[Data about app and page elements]
<<<<

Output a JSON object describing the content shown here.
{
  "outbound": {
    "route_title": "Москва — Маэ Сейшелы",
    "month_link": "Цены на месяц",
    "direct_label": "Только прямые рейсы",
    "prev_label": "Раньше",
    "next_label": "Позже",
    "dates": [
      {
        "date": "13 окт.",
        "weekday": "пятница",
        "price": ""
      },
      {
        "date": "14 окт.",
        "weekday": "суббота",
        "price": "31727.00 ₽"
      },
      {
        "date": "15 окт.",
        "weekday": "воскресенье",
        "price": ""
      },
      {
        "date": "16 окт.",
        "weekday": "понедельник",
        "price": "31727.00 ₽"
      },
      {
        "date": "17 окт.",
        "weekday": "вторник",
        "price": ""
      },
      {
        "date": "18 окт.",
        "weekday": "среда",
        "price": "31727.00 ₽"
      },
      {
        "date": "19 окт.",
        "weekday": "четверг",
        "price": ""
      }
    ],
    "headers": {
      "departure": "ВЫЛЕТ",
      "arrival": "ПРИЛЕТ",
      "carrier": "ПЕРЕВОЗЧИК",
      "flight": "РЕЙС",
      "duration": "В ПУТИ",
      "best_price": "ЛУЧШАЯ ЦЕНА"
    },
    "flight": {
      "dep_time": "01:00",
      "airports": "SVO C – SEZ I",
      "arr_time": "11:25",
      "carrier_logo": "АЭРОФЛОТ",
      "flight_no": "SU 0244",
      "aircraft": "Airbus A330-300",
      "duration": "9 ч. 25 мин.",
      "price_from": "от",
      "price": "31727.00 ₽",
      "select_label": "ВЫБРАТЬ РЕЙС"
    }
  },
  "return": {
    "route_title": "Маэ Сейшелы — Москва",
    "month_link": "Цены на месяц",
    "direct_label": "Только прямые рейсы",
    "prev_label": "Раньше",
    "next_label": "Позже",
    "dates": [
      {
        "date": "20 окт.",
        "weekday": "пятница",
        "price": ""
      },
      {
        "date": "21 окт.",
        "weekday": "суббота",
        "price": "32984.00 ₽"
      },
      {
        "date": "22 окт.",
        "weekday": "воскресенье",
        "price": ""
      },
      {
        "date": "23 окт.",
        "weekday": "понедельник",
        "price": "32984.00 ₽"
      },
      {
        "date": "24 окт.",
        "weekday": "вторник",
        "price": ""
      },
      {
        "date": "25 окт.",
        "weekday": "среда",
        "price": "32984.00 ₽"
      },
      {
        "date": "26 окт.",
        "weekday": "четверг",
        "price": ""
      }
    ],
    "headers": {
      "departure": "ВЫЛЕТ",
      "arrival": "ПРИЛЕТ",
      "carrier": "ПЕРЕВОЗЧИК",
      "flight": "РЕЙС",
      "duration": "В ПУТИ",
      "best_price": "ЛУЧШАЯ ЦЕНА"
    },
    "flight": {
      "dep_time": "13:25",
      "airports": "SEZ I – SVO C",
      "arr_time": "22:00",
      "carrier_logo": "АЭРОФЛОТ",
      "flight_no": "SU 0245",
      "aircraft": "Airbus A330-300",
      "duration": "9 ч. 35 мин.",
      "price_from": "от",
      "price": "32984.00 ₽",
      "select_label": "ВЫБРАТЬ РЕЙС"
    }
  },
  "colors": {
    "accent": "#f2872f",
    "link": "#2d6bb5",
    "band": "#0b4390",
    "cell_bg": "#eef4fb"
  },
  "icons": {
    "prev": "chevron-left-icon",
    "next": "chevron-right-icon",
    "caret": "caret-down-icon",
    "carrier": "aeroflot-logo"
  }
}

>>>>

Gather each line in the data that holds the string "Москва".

    "route_title": "Москва — Маэ Сейшелы",
    "route_title": "Маэ Сейшелы — Москва",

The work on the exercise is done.